Bsharri residents protested to evict Syrian refugees

Date of incident: 
October 30, 2017 to November 3, 2017
Death toll: 
Number of Injured: 
Actors/Parties Involved: 
Lebanese Civilians
A protest by residents of north Lebanon’s Bsharri calling on their municipality to evict local Syrian refugees started on October 30 and lasted until November 3rd. The protesters were calling on local officials to implement a decree ordering Syrian refugees to be evicted from the town by November 25.
In a bid to pressure local authorities to stick to the deadline, hundreds of residents have been protesting since Monday at Bsharri’s public school for girls on a daily basis. Residents complain that Syrian students registering for the new academic year showed they would not be leaving the area.
Protesters have been arriving at the school around 1:30 p.m. each day as Lebanese students finish classes and Syrian families arrive to go about the process of registration for schooling.
With the influx of Syrian refugees into the country, many Lebanese schools have operated a two-shift system – classes for Lebanese nationals and some refugees in the mornings and for Syrian refugees in the afternoon. For Lebanese students, the new school year has already begun, while Syrian students are still registering.
Primary category: 
Collective Action [inc. protests, solidarity movements...]
Classification of conflict (primary): 
Conflicts of social discrimination
Violent and unjust treatment of different categories of people and individuals based on race, age, gender or sexuality, committed by the State, groups and individuals, related to a lack of protection and rights, inefficiency of the Justice system and persisting social and economic vulnerabilities.
Classification of conflict(secondary):
Border conflicts (Syrian border)
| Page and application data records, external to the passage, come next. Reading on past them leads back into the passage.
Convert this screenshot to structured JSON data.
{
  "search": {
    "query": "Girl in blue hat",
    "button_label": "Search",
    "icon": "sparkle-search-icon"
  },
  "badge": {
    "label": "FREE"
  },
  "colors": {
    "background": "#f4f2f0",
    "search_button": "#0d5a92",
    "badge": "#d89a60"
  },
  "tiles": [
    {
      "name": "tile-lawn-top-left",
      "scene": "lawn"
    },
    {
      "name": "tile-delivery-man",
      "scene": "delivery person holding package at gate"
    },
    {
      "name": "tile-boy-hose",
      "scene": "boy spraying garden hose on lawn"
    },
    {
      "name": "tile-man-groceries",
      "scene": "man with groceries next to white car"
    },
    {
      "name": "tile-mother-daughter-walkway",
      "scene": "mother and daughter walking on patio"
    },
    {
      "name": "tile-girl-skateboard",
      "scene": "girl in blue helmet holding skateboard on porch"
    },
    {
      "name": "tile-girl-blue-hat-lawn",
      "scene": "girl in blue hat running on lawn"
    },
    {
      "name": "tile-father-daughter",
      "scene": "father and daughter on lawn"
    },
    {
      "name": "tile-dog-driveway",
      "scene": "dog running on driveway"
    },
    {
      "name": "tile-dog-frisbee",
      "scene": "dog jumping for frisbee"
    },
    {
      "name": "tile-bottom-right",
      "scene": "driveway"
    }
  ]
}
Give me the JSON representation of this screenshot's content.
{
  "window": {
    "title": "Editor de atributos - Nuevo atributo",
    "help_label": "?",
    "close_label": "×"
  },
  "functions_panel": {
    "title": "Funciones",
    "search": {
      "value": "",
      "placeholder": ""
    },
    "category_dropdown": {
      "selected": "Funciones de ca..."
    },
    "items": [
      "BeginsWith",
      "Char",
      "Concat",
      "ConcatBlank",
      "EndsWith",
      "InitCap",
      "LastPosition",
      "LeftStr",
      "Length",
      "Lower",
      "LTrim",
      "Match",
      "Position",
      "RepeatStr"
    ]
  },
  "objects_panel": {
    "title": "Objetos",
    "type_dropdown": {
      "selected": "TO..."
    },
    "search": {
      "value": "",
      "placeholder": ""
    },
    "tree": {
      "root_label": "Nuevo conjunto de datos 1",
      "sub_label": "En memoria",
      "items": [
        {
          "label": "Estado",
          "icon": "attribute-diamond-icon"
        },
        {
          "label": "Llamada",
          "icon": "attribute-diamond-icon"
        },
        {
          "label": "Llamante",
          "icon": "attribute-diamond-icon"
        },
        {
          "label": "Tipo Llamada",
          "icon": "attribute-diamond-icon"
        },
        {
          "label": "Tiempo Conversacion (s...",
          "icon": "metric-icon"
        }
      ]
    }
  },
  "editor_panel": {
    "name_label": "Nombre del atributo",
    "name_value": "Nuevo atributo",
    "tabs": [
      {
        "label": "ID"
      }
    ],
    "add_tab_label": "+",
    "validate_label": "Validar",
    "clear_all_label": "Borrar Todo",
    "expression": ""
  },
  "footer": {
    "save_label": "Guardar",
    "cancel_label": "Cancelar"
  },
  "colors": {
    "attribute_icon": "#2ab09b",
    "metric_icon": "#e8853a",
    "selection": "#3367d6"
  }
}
Violations, disputes and/or conflicts arising between rival armed groups along the Lebanese/Syrian borders which involve parties or militant groups from the Lebanese and Syrian side in both Lebanon and Syria. These conflicts also encompass transnational groups (such as faith-based regional groups, e.g. ISIS, al-Nusra Front) that cannot be considered as strictly Syrian, Lebanese or of any other national entity.